Rajiv writes from Kalra, India: Doctor, my Lhasa Apso, 2 years old, ate a rat which had suspected to eaten rat poison. We tried vomiting with salt water and took to our veterinarian who gave injection to induce vomiting however Scooby slept so he gave Vitamin K injection and gave purgative pills for night. Dog is normal after 5 to six hours apart from diarrhea and drip to cover dehydration. What other monitoring/test is required since our veterinarian has not talked about any blood test regards -Rajiv
[To read MyPetsDoctor.com’s main article on rodenticide (rat poison) diagnosis and treatment, click here.]
Rajiv’s Scooby faces a problem that is common around the world.

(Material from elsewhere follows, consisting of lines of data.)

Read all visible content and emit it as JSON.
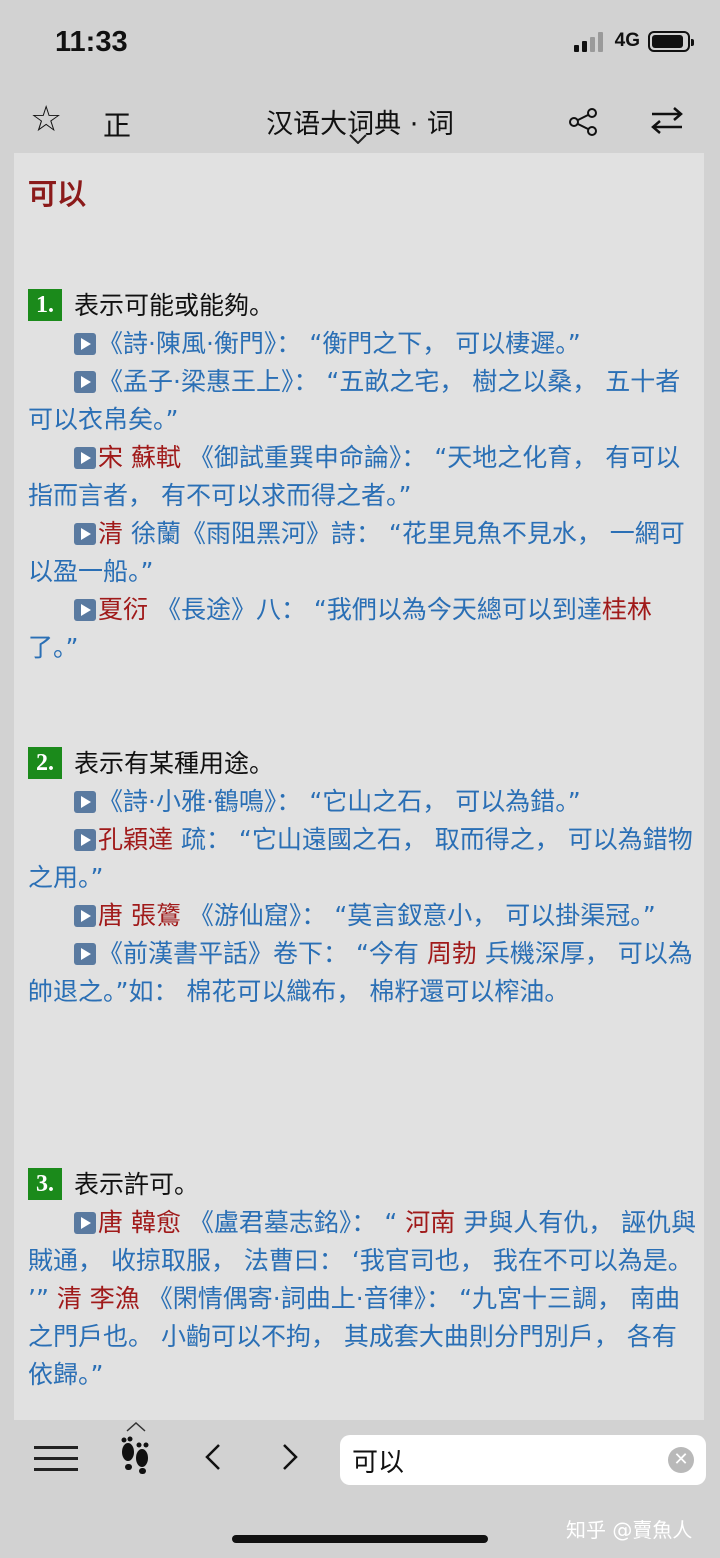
{
  "status": {
    "time": "11:33",
    "network": "4G",
    "battery_level": 0.9
  },
  "toolbar": {
    "star_icon": "star-outline",
    "mode_label": "正",
    "dict_title": "汉语大词典 · 词"
  },
  "entry": {
    "headword": "可以",
    "senses": [
      {
        "num": "1.",
        "definition": "表示可能或能夠。",
        "citations": [
          [
            {
              "t": "《詩·陳風·衡門》： “衡門之下， 可以棲遲。”"
            }
          ],
          [
            {
              "t": "《孟子·梁惠王上》： “五畝之宅， 樹之以桑， 五十者可以衣帛矣。”"
            }
          ],
          [
            {
              "t": "宋 蘇軾",
              "red": true
            },
            {
              "t": " 《御試重巽申命論》： “天地之化育， 有可以指而言者， 有不可以求而得之者。”"
            }
          ],
          [
            {
              "t": "清",
              "red": true
            },
            {
              "t": " 徐蘭《雨阻黑河》詩： “花里見魚不見水， 一網可以盈一船。”"
            }
          ],
          [
            {
              "t": "夏衍",
              "red": true
            },
            {
              "t": " 《長途》八： “我們以為今天總可以到達"
            },
            {
              "t": "桂林",
              "red": true
            },
            {
              "t": " 了。”"
            }
          ]
        ]
      },
      {
        "num": "2.",
        "definition": "表示有某種用途。",
        "citations": [
          [
            {
              "t": "《詩·小雅·鶴鳴》： “它山之石， 可以為錯。”"
            }
          ],
          [
            {
              "t": "孔穎達",
              "red": true
            },
            {
              "t": " 疏： “它山遠國之石， 取而得之， 可以為錯物之用。”"
            }
          ],
          [
            {
              "t": "唐 張鷟",
              "red": true
            },
            {
              "t": " 《游仙窟》： “莫言釵意小， 可以掛渠冠。”"
            }
          ],
          [
            {
              "t": "《前漢書平話》卷下： “今有 "
            },
            {
              "t": "周勃",
              "red": true
            },
            {
              "t": " 兵機深厚， 可以為帥退之。”如： 棉花可以織布， 棉籽還可以榨油。"
            }
          ]
        ]
      },
      {
        "num": "3.",
        "definition": "表示許可。",
        "citations": [
          [
            {
              "t": "唐 韓愈",
              "red": true
            },
            {
              "t": " 《盧君墓志銘》： “ "
            },
            {
              "t": "河南",
              "red": true
            },
            {
              "t": " 尹與人有仇， 誣仇與賊通， 收掠取服， 法曹曰： ‘我官司也， 我在不可以為是。 ’” "
            },
            {
              "t": "清 李漁",
              "red": true
            },
            {
              "t": " 《閑情偶寄·詞曲上·音律》： “九宮十三調， 南曲之門戶也。 小齣可以不拘， 其成套大曲則分門別戶， 各有依歸。”"
            }
          ]
        ]
      }
    ]
  },
  "bottom": {
    "search_value": "可以",
    "clear_label": "✕",
    "watermark": "知乎 @賣魚人"
  }
}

Many, many places suffer from an overabundance of rodents and the horrible diseases they carry. In some countries the rodent population may even be the number one public health problem.
As a result, efforts are widespread to control rats and mice, and poisons that are attractive to them are also attractive to dogs, cats, even children. Brightly-colored pellets of rodenticides such as brodifacoum catch the victim’s attention, then the taste makes them want to consume it in maximal amounts.
The Lhasa Apso has retained its hunting instincts, such if it catches an ill rodent that has consumed poison, then eats the carcass (especially the intestines, where the poison is greatest), that dog becomes at risk for secondary poisoning from the original, intended victim.
Rajiv, your pet’s doctor has done all the right things. Salt water vomiting induction can be dangerous, so be sure to bookmark our link for the proper way to induce vomiting when you can’t reach your veterinarian promptly. The initial injection of Vitamin K1 was a good start. Be sure to use oral medication for a minimum of 30 days. Followup blood testing for clotting capabilities will be very important.
Good luck with Scooby, Rajiv, and keep us posted on his progress.
See you tomorrow, Dr. Randolph.